** Opening RECORDS TO USE block **
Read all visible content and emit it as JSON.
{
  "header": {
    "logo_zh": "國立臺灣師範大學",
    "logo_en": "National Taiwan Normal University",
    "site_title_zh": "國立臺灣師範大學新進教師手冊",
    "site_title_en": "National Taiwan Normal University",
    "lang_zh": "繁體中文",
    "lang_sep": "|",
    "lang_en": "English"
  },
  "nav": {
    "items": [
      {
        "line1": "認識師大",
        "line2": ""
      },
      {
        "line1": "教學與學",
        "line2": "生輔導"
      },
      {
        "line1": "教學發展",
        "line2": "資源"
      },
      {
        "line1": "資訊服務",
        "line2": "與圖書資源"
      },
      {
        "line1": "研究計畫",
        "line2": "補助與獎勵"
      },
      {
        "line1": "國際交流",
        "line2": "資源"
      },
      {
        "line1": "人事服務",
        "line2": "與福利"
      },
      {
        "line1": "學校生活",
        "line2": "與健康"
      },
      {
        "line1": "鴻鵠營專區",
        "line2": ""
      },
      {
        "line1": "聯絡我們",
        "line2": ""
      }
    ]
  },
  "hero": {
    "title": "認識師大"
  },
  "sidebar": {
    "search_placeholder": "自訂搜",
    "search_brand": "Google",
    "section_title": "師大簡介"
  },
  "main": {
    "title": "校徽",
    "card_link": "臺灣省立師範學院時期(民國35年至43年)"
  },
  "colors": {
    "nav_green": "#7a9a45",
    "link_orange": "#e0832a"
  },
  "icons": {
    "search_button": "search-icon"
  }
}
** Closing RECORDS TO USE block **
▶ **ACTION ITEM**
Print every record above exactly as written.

▶ **SOLUTION TO THE PROBLEM**
Read all visible content and emit it as JSON.
{
  "header": {
    "logo_zh": "國立臺灣師範大學",
    "logo_en": "National Taiwan Normal University",
    "site_title_zh": "國立臺灣師範大學新進教師手冊",
    "site_title_en": "National Taiwan Normal University",
    "lang_zh": "繁體中文",
    "lang_sep": "|",
    "lang_en": "English"
  },
  "nav": {
    "items": [
      {
        "line1": "認識師大",
        "line2": ""
      },
      {
        "line1": "教學與學",
        "line2": "生輔導"
      },
      {
        "line1": "教學發展",
        "line2": "資源"
      },
      {
        "line1": "資訊服務",
        "line2": "與圖書資源"
      },
      {
        "line1": "研究計畫",
        "line2": "補助與獎勵"
      },
      {
        "line1": "國際交流",
        "line2": "資源"
      },
      {
        "line1": "人事服務",
        "line2": "與福利"
      },
      {
        "line1": "學校生活",
        "line2": "與健康"
      },
      {
        "line1": "鴻鵠營專區",
        "line2": ""
      },
      {
        "line1": "聯絡我們",
        "line2": ""
      }
    ]
  },
  "hero": {
    "title": "認識師大"
  },
  "sidebar": {
    "search_placeholder": "自訂搜",
    "search_brand": "Google",
    "section_title": "師大簡介"
  },
  "main": {
    "title": "校徽",
    "card_link": "臺灣省立師範學院時期(民國35年至43年)"
  },
  "colors": {
    "nav_green": "#7a9a45",
    "link_orange": "#e0832a"
  },
  "icons": {
    "search_button": "search-icon"
  }
}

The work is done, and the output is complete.